In February, the BCTF began collective bargaining with the province, with a major bargaining chip: wage improvement. The Abbotsford District Teachers` Association is expected to engage today in collective bargaining with the school district. “We are looking for improvements on a number of issues that remain important to teachers and hope that the District will see the wisdom of our arguments and give us full agreement,” Smuland wrote. “BC needs to improve teachers` salaries and propose other recruitment and retention initiatives to ensure that our schools and classrooms are properly equipped to help all students,” Smuland wrote in its negotiation update.

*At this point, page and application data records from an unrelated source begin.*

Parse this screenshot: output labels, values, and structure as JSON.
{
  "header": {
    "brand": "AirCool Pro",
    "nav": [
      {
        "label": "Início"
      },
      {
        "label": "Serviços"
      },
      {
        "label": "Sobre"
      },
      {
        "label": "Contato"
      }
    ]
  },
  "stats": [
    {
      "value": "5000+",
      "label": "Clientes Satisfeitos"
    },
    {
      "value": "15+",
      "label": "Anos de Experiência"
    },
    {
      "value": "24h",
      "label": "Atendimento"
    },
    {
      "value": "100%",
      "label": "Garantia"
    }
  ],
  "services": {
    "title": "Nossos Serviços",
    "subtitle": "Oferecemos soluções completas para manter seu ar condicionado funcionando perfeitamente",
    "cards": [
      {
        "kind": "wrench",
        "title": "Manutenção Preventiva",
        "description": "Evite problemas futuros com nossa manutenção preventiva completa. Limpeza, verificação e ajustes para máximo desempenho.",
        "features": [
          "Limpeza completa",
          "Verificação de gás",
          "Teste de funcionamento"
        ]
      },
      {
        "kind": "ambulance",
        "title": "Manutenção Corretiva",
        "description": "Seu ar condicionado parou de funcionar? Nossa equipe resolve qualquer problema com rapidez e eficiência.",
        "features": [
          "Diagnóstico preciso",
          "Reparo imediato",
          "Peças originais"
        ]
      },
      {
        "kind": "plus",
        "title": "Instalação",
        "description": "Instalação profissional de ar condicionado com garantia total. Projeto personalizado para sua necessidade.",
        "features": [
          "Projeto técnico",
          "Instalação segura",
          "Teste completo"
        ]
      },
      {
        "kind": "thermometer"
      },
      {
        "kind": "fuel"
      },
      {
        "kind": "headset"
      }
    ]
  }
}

The BCTF also hopes to negotiate improved size and composition standards for B.C. schools, which could be a challenge for school districts if significant recruitment is needed to fill the gaps. Recovered Language (click on download) Negotiated Agreements Guide to Class Size and Composition (click on download) Jennifer Brooks, President of the Abbotsford District Teachers` Association, introduces Jennifer Brooks to a public meeting of the school`s board of directors. Dustin Godfrey/Abbotsford News The union, a local B.C association, held a meeting of members earlier this month to vote on negotiating priorities. In the event of a dispute, the original source documents would be applicable. Seven meetings between the district and the union, which will take place from April 30 to June 27, did not respond to ADTA President Jennifer Brooks` request for advice. According to an infographic published on the BCTF Facebook page, the province of Quebec has only once a lower average minimum wage, while only Newfoundland and Labrador, Prince Edward Island and Nova Scotia have lower average wages. To learn more about our coverage of the Abbotsford School District, click here. The Abbotsford School District originally accepted only three meetings, according to a union bulletin issued earlier this month.
However, ADTA Negotiations Chair Doug Smuland recently told a union meeting that he was “pleased to announce that the district has agreed to seven meetings,” which will begin on April 30 and continue until June 27. According to Smuland`s update, 300 teaching positions remained vacant across the province, what union representatives say could be improved with higher wages to meet the high cost of living in B.C. Smuland wrote that he expected the first meeting to be largely to set negotiating goals between the two parties. The collective agreement attempts to define all the current conditions of employment in the provincial and local business collective agreement between the BCTF and the BCPSEA under the Labour Public Education Relations Act, as these conditions apply to this school district.